Exactly as they appear, set down all of the records.

Items from a dataset:
....................

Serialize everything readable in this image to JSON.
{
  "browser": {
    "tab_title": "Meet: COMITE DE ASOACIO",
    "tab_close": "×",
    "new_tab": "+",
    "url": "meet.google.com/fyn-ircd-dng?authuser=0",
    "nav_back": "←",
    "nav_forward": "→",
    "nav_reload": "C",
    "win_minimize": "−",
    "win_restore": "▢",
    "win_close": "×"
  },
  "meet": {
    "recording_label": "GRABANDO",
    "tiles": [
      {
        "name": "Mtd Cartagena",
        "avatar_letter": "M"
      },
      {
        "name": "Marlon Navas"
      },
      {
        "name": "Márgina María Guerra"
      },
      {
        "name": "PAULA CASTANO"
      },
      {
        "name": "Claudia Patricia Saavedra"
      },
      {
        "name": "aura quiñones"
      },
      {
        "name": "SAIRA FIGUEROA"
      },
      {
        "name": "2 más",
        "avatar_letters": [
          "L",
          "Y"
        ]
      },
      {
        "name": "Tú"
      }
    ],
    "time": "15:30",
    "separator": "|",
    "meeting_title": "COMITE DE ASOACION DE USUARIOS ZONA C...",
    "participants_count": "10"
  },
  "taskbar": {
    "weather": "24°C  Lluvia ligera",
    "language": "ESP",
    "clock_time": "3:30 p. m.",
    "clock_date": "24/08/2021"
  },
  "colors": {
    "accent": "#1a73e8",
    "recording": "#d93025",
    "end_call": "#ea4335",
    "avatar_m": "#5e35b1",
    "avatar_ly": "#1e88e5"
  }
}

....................

[Output for this exercise]:
Serialize everything readable in this image to JSON.
{
  "browser": {
    "tab_title": "Meet: COMITE DE ASOACIO",
    "tab_close": "×",
    "new_tab": "+",
    "url": "meet.google.com/fyn-ircd-dng?authuser=0",
    "nav_back": "←",
    "nav_forward": "→",
    "nav_reload": "C",
    "win_minimize": "−",
    "win_restore": "▢",
    "win_close": "×"
  },
  "meet": {
    "recording_label": "GRABANDO",
    "tiles": [
      {
        "name": "Mtd Cartagena",
        "avatar_letter": "M"
      },
      {
        "name": "Marlon Navas"
      },
      {
        "name": "Márgina María Guerra"
      },
      {
        "name": "PAULA CASTANO"
      },
      {
        "name": "Claudia Patricia Saavedra"
      },
      {
        "name": "aura quiñones"
      },
      {
        "name": "SAIRA FIGUEROA"
      },
      {
        "name": "2 más",
        "avatar_letters": [
          "L",
          "Y"
        ]
      },
      {
        "name": "Tú"
      }
    ],
    "time": "15:30",
    "separator": "|",
    "meeting_title": "COMITE DE ASOACION DE USUARIOS ZONA C...",
    "participants_count": "10"
  },
  "taskbar": {
    "weather": "24°C  Lluvia ligera",
    "language": "ESP",
    "clock_time": "3:30 p. m.",
    "clock_date": "24/08/2021"
  },
  "colors": {
    "accent": "#1a73e8",
    "recording": "#d93025",
    "end_call": "#ea4335",
    "avatar_m": "#5e35b1",
    "avatar_ly": "#1e88e5"
  }
}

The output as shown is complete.